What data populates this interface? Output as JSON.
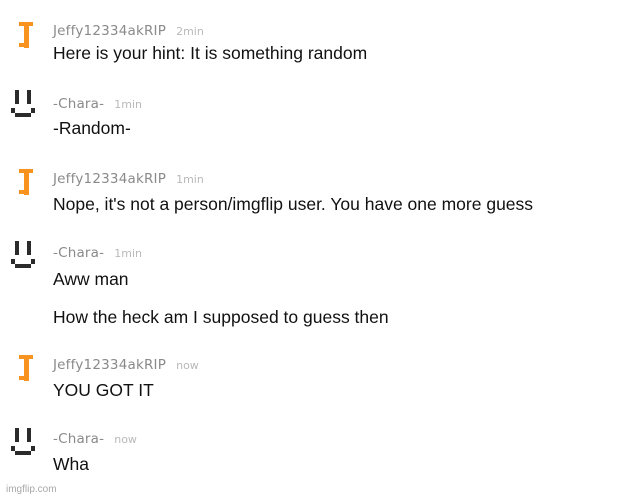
{
  "colors": {
    "accent_orange": "#f7931e",
    "avatar_dark": "#2b2b2b",
    "username_gray": "#8a8a8a",
    "time_gray": "#b9b9b9",
    "text": "#111111"
  },
  "messages": [
    {
      "username": "Jeffy12334akRIP",
      "time": "2min",
      "avatar_icon": "orange-t-icon",
      "lines": [
        "Here is your hint: It is something random"
      ]
    },
    {
      "username": "-Chara-",
      "time": "1min",
      "avatar_icon": "smiley-face-icon",
      "lines": [
        "-Random-"
      ]
    },
    {
      "username": "Jeffy12334akRIP",
      "time": "1min",
      "avatar_icon": "orange-t-icon",
      "lines": [
        "Nope, it's not a person/imgflip user. You have one more guess"
      ]
    },
    {
      "username": "-Chara-",
      "time": "1min",
      "avatar_icon": "smiley-face-icon",
      "lines": [
        "Aww man",
        "How the heck am I supposed to guess then"
      ]
    },
    {
      "username": "Jeffy12334akRIP",
      "time": "now",
      "avatar_icon": "orange-t-icon",
      "lines": [
        "YOU GOT IT"
      ]
    },
    {
      "username": "-Chara-",
      "time": "now",
      "avatar_icon": "smiley-face-icon",
      "lines": [
        "Wha"
      ]
    }
  ],
  "watermark": "imgflip.com"
}
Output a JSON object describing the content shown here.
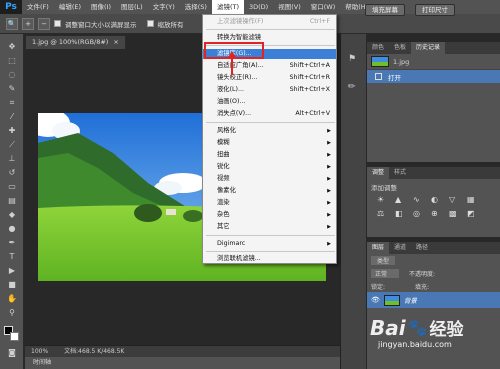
{
  "menubar": {
    "logo": "Ps",
    "items": [
      "文件(F)",
      "编辑(E)",
      "图像(I)",
      "图层(L)",
      "文字(Y)",
      "选择(S)",
      "滤镜(T)",
      "3D(D)",
      "视图(V)",
      "窗口(W)",
      "帮助(H)"
    ]
  },
  "options": {
    "chk1": "调整窗口大小以满屏显示",
    "chk2": "缩放所有",
    "btn_fill": "填充屏幕",
    "btn_print": "打印尺寸"
  },
  "document": {
    "tab_title": "1.jpg @ 100%(RGB/8#)",
    "close": "×",
    "zoom": "100%",
    "doc_info": "文档:468.5 K/468.5K",
    "timeline": "时间轴"
  },
  "filter_menu": {
    "items": [
      {
        "label": "上次滤镜操作(F)",
        "shortcut": "Ctrl+F",
        "disabled": true
      },
      {
        "label": "转换为智能滤镜",
        "shortcut": ""
      },
      {
        "label": "滤镜库(G)...",
        "shortcut": "",
        "highlight": true
      },
      {
        "label": "自适应广角(A)...",
        "shortcut": "Shift+Ctrl+A"
      },
      {
        "label": "镜头校正(R)...",
        "shortcut": "Shift+Ctrl+R"
      },
      {
        "label": "液化(L)...",
        "shortcut": "Shift+Ctrl+X"
      },
      {
        "label": "油画(O)...",
        "shortcut": ""
      },
      {
        "label": "消失点(V)...",
        "shortcut": "Alt+Ctrl+V"
      },
      {
        "label": "风格化",
        "submenu": true
      },
      {
        "label": "模糊",
        "submenu": true
      },
      {
        "label": "扭曲",
        "submenu": true
      },
      {
        "label": "锐化",
        "submenu": true
      },
      {
        "label": "视频",
        "submenu": true
      },
      {
        "label": "像素化",
        "submenu": true
      },
      {
        "label": "渲染",
        "submenu": true
      },
      {
        "label": "杂色",
        "submenu": true
      },
      {
        "label": "其它",
        "submenu": true
      },
      {
        "label": "Digimarc",
        "submenu": true
      },
      {
        "label": "浏览联机滤镜..."
      }
    ]
  },
  "history_panel": {
    "tabs": [
      "颜色",
      "色板",
      "历史记录"
    ],
    "snapshot": "1.jpg",
    "state": "打开"
  },
  "adjust_panel": {
    "tabs": [
      "调整",
      "样式"
    ],
    "title": "添加调整"
  },
  "layers_panel": {
    "tabs": [
      "图层",
      "通道",
      "路径"
    ],
    "kind": "类型",
    "blend": "正常",
    "opacity_label": "不透明度:",
    "lock_label": "锁定:",
    "fill_label": "填充:",
    "layer_name": "背景"
  },
  "watermark": {
    "brand": "Bai",
    "brand2": "经验",
    "url": "jingyan.baidu.com"
  },
  "colors": {
    "highlight": "#3b7fd6",
    "annotation": "#e02424"
  }
}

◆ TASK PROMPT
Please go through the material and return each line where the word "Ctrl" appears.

◆ TASK ANSWER
        "shortcut": "Ctrl+F",
        "shortcut": "Shift+Ctrl+A"
        "shortcut": "Shift+Ctrl+R"
        "shortcut": "Shift+Ctrl+X"
        "shortcut": "Alt+Ctrl+V"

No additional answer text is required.